==== Material supplied

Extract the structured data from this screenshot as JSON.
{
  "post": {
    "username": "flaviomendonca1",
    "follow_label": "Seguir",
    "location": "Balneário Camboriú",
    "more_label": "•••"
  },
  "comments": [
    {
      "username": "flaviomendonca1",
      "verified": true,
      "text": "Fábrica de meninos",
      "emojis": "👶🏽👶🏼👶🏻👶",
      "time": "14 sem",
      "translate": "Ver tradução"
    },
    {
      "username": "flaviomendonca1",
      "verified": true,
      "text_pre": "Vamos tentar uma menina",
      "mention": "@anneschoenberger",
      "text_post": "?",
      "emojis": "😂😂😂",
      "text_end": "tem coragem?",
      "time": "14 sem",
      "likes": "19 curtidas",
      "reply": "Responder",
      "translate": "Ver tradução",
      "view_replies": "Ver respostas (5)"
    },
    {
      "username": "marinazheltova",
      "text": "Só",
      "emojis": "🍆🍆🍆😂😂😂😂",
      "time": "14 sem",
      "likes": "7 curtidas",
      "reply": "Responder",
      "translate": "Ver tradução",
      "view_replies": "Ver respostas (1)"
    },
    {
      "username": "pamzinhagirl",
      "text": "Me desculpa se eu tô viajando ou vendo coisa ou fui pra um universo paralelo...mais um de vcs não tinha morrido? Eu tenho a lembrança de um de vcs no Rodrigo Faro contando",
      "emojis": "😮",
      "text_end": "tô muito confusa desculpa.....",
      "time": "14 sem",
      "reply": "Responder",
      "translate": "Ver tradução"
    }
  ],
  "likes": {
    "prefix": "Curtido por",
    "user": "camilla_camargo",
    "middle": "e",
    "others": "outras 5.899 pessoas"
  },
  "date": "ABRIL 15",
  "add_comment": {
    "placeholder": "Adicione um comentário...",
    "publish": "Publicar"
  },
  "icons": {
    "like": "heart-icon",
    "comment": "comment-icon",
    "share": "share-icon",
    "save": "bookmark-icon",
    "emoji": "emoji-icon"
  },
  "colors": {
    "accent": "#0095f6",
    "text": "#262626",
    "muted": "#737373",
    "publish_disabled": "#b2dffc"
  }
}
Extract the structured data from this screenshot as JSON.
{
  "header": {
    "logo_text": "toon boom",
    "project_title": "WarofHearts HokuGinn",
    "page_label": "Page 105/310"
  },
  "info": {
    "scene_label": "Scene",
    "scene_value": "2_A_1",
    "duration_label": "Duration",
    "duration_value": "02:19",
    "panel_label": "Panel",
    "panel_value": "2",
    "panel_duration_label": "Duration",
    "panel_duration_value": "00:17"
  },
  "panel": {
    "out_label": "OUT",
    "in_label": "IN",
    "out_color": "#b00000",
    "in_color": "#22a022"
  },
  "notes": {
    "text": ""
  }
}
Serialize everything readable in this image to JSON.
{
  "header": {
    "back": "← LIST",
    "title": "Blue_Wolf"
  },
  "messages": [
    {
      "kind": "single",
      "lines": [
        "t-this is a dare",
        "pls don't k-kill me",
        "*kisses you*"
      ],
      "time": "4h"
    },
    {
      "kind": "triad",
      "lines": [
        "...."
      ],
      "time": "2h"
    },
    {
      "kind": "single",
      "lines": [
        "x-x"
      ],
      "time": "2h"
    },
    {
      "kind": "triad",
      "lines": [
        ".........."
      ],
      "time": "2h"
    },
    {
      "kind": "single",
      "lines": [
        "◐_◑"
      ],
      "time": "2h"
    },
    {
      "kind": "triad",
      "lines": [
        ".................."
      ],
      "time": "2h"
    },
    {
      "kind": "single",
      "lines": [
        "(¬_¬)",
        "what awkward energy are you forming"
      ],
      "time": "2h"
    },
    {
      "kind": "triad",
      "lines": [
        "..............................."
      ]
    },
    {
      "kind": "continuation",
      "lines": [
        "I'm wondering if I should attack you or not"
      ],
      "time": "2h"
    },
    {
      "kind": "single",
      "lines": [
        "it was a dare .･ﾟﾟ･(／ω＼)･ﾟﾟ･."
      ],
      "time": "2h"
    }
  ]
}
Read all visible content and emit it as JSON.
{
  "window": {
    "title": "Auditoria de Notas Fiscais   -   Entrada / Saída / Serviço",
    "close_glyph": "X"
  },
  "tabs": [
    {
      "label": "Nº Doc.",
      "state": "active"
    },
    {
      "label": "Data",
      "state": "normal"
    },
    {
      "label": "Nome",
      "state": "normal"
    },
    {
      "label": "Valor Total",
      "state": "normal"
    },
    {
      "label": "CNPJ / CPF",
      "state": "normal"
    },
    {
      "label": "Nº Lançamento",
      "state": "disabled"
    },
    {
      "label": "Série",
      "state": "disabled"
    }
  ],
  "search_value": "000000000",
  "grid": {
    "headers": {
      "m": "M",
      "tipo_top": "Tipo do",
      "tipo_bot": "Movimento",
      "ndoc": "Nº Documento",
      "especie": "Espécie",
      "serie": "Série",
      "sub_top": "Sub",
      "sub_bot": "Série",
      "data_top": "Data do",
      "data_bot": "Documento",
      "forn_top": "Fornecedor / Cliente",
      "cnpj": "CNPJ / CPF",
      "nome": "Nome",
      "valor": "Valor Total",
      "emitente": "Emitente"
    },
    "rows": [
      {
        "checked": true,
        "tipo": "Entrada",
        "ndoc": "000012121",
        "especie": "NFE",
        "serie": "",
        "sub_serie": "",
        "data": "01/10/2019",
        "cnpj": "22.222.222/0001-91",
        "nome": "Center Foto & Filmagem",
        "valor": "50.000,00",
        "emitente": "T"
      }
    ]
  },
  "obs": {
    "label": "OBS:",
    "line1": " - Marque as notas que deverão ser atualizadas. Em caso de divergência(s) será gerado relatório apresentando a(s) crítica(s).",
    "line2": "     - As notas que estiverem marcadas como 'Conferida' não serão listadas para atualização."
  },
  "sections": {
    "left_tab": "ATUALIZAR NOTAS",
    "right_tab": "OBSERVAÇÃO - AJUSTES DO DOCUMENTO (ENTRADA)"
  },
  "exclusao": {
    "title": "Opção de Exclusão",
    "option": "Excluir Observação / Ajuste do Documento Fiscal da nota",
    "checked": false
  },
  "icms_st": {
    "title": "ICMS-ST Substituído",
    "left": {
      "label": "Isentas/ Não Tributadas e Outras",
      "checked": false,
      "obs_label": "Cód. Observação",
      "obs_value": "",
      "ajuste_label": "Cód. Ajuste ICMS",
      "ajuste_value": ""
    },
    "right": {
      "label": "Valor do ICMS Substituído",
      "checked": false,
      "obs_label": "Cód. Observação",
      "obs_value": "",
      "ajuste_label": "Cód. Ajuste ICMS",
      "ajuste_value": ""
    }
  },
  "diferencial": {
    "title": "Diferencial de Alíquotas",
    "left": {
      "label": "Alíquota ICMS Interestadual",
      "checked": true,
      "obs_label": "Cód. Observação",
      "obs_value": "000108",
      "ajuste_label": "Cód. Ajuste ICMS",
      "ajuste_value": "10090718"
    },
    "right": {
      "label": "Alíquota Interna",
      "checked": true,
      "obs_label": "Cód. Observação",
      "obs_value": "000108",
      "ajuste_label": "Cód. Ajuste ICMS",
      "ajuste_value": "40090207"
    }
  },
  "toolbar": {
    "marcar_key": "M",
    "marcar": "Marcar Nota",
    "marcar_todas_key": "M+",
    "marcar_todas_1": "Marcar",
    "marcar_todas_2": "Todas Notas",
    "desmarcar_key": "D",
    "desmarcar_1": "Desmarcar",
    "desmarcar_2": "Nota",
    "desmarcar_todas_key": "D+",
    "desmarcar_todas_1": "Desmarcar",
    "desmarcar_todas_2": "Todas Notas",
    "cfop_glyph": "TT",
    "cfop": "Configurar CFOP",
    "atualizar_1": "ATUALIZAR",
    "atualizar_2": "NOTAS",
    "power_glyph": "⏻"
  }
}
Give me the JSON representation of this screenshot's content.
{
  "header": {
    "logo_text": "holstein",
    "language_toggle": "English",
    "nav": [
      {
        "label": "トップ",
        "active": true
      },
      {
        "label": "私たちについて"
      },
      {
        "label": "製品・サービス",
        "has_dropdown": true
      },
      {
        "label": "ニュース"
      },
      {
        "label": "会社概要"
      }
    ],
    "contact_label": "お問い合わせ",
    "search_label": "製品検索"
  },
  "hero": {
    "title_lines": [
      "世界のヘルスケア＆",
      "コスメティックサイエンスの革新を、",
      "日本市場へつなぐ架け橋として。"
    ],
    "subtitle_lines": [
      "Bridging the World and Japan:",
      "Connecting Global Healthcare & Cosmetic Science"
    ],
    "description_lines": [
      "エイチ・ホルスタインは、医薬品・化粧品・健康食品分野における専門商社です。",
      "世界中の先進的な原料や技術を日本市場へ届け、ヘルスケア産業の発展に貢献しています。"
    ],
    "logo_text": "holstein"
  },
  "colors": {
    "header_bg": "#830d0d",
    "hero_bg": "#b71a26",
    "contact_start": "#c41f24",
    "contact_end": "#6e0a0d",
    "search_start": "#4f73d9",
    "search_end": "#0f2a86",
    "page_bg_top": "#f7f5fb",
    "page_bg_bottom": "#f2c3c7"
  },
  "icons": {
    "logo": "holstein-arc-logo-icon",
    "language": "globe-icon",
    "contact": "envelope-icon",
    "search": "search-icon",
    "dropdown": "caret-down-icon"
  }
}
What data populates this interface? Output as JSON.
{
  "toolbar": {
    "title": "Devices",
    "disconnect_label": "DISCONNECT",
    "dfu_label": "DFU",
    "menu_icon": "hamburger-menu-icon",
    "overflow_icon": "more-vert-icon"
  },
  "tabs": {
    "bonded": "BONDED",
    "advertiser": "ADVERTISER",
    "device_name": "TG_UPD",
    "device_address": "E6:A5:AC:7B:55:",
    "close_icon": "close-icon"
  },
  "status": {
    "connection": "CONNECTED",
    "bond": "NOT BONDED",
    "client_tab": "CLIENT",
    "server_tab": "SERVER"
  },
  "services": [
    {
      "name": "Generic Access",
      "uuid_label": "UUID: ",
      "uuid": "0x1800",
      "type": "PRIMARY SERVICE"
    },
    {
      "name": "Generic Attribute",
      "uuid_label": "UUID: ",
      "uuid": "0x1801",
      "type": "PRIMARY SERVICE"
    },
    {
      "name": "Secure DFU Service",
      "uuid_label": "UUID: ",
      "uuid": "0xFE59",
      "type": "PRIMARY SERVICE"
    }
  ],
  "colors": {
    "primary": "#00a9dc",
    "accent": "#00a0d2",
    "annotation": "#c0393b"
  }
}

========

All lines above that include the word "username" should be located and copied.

    "username": "flaviomendonca1",
      "username": "flaviomendonca1",
      "username": "flaviomendonca1",
      "username": "marinazheltova",
      "username": "pamzinhagirl",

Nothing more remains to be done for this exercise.